The Center for Academic Integrity "defines academic integrity as a commitment, even in the face of adversity, to five fundamental values: honesty, trust, fairness, respect, and responsibility."
Academic integrity breaches include: cheating, plagiarism, improper computer usage, and harassment. The following information is taken directly from the 2020 Sullivan University Catalog:
- "Cheating and plagiarism are serious offenses against the University’s Academic Integrity Policy and are consequently strictly prohibited. All students must familiarize themselves with the University policy on academic integrity. Regardless of the medium in which they are submitted, the University expects that all assignments, research projects, lab reports, papers, theses, dissertations, examinations and any other work submitted for academic credit will be the result of the student’s own intellectual efforts. Similarly, work submitted for a course or for any other academic purpose is expected to have been generated specifically for that course and that course only."
Plagiarism is a serious academic integrity breach and is strictly prohibited at Sullivan University. It includes:
- Taking and passing off the ideas of another as one's own.
- Failing to cite an author whose ideas have been incorporated in a paper.
- Cutting and pasting text from different web sites or databases directly into in paper without giving proper credit.
- Presenting an idea from an existing source as a new and original idea. This can consist of:
- using a friend's paper from another class.
- using an original paper of your own that you have used for another class (without explicit permission from your current instructor).
- using papers bought or retrieved from the web.
Cheating and Plagiarism may also manifest itself as:
- failing to cite an author for whose ideas have been incorporated into a student’s paper
- cutting and pasting different internet web site or database text in a paper or using a purchased paper
- facilitating another student to use your work
- copying another person's work with or without their knowledge
- using a hand-held device such as a calculator to store notes, formulae, etc. when an instructor does not allow such aid on an exam;
- using notes and/or other aids that are prohibited on an exam
- submitting the same work to different classes (AKA self-plagiarism)
- gaining an unfair advantage by any other method
Can you self-plagiarize?
Yes. Reusing one of your old papers or essays from another class for an assignment in your current class without first asking your instructor for permission is known as "self-plagiarism." Before using an old paper for a current class assignment, always ask your instructor for permission.
Can you accidentally plagiarize?
Yes. To plagiarize intentionally means to deliberately use and take credit for someone else's work.
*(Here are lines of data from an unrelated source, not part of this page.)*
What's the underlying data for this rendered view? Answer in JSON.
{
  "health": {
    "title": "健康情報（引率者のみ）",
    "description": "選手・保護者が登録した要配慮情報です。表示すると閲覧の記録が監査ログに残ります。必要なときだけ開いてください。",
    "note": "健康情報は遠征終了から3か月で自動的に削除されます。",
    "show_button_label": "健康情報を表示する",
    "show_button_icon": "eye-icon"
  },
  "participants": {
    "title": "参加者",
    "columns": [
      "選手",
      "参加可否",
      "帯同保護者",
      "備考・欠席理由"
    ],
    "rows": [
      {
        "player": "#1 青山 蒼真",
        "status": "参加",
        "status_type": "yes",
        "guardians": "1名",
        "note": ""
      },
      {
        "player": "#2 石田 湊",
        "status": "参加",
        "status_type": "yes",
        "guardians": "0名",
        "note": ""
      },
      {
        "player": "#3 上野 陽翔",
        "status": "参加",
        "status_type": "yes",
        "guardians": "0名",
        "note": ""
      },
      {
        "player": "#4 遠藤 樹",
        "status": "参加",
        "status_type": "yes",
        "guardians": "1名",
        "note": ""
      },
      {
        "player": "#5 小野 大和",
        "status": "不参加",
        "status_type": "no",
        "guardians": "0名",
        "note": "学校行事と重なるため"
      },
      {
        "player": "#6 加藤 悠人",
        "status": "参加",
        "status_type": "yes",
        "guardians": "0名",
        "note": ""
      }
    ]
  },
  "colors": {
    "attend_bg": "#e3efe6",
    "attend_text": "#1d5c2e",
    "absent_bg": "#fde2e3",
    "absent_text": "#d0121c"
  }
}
To plagiarize unintentionally means that you did not mean to plagiarize but did not give credit to the proper person or source. However, there is never a good excuse for plagiarizing. Disciplinary measures may take place regardless of the type of plagiarism. So be careful and always site your sources!
How can I avoid plagiarizing?
To avoid plagiarism issues:
- Always give proper credit to all sources that you quote or use in your paper (or other type of presentation).
- The only exceptions are:
- Your own original thoughts and your original opinions.
- Dates in history or other facts that are "common knowledge.
- If you are not certain whether to credit a source, it is usually best to credit the source.
- Always check with your instructor for clarification.
- Always give credit if you are using the ideas of a source for your paper, even if you are paraphrasing and not directly quoting a source.